> [Records]:
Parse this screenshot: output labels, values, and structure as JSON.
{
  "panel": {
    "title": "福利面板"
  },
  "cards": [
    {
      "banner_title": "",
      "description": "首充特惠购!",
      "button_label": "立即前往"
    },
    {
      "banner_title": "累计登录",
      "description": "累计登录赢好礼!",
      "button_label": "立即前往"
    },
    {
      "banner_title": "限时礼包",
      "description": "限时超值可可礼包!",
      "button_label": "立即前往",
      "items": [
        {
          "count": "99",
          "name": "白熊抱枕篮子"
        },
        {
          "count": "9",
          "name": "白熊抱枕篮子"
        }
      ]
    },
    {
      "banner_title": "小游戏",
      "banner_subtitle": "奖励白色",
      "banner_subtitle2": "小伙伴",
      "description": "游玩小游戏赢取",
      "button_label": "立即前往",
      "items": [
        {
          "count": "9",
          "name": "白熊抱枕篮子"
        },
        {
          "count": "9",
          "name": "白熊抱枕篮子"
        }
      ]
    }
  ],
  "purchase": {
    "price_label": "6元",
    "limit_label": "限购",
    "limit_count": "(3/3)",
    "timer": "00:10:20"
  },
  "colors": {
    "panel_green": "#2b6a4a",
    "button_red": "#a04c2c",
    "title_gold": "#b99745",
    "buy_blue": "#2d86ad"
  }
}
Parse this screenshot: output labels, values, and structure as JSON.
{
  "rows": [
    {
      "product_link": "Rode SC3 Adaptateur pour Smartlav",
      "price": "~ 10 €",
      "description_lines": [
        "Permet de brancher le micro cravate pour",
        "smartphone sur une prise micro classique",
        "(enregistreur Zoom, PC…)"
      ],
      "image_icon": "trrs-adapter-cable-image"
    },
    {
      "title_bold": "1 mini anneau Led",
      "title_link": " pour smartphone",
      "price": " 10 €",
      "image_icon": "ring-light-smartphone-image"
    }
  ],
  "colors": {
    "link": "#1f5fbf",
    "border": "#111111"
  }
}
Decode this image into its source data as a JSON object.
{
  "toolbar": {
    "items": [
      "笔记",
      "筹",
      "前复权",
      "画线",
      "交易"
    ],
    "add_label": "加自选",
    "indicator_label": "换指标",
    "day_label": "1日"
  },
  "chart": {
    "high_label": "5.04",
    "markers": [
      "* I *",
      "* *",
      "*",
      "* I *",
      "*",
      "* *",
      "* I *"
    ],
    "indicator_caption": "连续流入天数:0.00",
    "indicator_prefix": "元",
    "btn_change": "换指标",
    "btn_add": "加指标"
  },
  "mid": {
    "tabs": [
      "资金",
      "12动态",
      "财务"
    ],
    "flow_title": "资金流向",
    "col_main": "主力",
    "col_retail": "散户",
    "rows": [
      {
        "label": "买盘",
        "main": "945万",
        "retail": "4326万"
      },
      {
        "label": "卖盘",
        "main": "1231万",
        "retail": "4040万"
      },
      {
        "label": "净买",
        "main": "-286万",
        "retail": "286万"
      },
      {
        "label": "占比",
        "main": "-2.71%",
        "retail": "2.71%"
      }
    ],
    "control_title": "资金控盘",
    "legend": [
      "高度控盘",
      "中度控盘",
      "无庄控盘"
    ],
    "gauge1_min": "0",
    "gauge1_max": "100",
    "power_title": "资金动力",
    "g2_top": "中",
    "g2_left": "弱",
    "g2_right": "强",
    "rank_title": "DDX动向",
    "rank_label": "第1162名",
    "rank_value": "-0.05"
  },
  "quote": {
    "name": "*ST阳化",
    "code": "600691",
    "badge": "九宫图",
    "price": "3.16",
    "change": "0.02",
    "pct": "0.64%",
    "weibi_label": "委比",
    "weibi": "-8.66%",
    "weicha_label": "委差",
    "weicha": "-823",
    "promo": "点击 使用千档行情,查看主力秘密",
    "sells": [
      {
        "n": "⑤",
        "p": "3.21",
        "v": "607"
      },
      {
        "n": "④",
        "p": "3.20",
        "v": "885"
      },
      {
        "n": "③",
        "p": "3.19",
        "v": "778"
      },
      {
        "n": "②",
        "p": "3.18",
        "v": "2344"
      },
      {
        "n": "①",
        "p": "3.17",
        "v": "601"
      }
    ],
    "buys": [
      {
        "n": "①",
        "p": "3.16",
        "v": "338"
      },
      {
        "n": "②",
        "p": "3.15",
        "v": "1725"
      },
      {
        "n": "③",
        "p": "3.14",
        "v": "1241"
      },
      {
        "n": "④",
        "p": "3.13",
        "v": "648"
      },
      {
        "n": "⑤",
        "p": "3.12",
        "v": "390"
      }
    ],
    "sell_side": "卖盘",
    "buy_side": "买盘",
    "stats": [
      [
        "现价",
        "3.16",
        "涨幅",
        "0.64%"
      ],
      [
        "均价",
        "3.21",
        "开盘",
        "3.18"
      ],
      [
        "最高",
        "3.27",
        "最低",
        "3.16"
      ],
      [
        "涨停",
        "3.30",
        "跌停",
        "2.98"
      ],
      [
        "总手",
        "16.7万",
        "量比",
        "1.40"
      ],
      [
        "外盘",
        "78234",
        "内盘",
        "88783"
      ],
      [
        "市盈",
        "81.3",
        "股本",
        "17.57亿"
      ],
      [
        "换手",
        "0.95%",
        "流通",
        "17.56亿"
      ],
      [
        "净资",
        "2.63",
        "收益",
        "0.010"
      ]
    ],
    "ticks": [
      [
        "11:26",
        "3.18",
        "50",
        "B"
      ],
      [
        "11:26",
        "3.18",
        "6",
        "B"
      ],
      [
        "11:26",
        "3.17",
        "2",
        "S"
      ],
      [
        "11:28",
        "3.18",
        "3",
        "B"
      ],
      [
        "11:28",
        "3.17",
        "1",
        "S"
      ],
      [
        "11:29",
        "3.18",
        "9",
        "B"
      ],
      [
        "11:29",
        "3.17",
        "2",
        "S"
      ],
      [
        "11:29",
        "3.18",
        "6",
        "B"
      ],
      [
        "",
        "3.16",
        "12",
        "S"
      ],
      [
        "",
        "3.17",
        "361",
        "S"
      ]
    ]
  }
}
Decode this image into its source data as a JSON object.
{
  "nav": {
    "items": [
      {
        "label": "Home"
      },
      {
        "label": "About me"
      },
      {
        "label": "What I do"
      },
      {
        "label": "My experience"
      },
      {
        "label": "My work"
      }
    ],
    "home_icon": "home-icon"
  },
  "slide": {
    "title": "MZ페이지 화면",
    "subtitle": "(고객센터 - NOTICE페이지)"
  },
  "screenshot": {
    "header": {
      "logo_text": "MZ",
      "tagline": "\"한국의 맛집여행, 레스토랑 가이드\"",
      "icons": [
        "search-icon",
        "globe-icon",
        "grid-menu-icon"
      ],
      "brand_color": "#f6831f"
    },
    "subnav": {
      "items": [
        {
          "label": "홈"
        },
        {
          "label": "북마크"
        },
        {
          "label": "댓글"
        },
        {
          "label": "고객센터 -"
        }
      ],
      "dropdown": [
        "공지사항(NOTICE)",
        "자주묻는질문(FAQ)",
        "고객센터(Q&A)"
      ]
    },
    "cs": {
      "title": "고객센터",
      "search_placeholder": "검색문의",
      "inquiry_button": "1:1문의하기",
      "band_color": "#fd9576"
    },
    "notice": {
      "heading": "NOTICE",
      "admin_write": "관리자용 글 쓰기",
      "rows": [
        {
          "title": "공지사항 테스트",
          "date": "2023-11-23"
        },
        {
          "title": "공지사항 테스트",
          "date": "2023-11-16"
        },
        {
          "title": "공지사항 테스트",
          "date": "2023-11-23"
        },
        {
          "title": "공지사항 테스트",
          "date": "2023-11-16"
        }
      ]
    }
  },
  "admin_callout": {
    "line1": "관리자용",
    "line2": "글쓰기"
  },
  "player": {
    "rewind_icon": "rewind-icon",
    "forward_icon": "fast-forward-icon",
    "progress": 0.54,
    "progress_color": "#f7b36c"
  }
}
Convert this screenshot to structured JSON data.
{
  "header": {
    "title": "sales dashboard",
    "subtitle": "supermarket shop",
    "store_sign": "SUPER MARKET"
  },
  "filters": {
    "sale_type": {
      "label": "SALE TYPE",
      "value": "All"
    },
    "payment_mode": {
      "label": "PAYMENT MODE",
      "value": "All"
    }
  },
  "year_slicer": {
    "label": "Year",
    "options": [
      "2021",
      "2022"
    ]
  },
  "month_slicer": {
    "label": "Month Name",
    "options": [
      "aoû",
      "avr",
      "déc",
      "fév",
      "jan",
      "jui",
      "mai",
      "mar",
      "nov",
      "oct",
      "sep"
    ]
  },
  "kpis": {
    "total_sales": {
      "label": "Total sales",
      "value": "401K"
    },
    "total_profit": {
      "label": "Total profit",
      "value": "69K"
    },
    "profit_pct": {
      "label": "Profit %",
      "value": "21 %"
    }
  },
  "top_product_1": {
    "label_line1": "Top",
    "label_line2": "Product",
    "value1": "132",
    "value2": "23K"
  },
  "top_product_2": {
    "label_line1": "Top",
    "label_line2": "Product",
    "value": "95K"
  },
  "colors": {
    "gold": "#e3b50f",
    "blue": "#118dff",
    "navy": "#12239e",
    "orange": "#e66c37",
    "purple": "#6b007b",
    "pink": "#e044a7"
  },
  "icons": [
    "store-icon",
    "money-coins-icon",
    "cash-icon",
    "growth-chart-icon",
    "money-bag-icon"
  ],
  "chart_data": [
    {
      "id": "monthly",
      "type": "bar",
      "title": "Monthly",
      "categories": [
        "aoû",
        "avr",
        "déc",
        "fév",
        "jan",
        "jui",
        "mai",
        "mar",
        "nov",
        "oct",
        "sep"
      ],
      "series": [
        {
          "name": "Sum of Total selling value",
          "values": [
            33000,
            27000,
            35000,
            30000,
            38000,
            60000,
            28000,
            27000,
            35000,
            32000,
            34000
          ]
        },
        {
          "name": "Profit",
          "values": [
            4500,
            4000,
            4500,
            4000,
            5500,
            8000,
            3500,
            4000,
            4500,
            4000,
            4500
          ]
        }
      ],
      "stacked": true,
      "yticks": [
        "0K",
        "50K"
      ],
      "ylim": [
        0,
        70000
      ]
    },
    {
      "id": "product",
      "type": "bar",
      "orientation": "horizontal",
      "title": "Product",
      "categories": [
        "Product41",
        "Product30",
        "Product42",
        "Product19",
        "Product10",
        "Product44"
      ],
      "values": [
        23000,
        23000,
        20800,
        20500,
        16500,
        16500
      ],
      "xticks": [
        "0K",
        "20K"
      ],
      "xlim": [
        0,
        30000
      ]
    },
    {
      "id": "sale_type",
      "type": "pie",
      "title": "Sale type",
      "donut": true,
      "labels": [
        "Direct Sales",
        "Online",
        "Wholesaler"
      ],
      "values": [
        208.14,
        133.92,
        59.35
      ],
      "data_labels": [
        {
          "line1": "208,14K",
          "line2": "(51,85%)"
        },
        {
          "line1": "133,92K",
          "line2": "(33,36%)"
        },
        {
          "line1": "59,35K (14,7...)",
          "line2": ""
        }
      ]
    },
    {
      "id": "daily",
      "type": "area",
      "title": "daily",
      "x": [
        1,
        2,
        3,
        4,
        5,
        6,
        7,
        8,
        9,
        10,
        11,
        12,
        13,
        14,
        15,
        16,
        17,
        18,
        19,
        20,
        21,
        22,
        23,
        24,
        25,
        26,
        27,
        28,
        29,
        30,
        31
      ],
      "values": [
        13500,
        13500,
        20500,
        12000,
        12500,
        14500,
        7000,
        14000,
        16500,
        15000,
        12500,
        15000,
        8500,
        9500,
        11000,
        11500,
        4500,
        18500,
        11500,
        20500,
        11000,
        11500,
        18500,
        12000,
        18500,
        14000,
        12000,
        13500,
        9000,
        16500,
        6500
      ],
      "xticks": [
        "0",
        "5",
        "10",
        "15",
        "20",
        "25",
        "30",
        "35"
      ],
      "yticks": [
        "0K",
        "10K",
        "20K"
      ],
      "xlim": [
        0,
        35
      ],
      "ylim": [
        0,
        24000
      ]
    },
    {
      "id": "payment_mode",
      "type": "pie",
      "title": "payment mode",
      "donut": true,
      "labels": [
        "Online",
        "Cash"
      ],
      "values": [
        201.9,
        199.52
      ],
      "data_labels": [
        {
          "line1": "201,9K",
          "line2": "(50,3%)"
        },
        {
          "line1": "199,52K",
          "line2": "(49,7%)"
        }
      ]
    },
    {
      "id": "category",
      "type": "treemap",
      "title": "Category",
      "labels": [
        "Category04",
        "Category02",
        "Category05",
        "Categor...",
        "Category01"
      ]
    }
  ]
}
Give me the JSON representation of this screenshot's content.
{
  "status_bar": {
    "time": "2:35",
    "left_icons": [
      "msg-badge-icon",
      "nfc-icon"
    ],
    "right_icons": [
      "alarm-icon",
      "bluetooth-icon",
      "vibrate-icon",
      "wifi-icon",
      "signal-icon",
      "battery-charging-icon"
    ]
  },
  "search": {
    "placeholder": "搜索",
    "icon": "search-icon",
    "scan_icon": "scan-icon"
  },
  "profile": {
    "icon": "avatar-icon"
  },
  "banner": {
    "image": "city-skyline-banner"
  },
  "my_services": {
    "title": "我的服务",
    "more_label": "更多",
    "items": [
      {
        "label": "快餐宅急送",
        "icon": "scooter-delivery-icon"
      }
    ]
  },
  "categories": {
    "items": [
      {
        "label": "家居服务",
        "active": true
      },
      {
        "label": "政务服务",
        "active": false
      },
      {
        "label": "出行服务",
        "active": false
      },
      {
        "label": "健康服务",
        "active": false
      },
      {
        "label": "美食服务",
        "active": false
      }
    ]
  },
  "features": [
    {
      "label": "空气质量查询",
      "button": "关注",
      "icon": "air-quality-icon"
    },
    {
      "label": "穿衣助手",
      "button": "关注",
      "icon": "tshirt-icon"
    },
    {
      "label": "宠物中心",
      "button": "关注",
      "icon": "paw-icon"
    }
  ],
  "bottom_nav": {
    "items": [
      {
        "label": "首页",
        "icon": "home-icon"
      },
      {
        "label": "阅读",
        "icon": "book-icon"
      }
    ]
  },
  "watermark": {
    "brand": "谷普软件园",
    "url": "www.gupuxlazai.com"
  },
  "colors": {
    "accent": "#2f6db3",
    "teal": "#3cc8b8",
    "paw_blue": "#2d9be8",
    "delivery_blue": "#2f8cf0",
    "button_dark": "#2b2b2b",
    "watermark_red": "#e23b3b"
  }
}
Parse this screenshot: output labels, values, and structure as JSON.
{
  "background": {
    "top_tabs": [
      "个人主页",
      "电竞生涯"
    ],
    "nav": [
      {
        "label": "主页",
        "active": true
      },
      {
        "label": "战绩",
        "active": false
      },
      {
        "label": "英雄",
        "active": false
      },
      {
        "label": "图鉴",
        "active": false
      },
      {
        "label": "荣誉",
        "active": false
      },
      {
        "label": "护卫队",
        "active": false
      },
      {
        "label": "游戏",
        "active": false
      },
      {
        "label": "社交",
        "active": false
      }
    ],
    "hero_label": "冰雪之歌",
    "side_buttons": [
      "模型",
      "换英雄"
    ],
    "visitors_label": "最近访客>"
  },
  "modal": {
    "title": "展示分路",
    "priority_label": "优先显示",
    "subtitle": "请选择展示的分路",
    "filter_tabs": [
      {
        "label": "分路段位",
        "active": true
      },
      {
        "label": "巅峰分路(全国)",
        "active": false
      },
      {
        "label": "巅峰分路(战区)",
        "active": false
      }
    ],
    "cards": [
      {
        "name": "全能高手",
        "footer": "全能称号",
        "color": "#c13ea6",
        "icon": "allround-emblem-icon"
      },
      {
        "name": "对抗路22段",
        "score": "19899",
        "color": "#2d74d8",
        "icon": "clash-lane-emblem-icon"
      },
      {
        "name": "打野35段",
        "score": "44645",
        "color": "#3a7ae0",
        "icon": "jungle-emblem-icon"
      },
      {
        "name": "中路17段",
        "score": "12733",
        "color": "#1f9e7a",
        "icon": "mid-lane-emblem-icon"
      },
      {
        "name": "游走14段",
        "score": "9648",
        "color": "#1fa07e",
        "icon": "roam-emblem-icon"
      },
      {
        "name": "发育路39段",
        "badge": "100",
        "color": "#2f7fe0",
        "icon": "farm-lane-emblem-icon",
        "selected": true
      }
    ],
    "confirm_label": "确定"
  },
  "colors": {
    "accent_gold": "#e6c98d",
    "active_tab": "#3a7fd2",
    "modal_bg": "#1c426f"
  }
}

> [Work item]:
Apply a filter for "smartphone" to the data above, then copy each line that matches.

> [Result]:
        "smartphone sur une prise micro classique",
      "title_link": " pour smartphone",
      "image_icon": "ring-light-smartphone-image"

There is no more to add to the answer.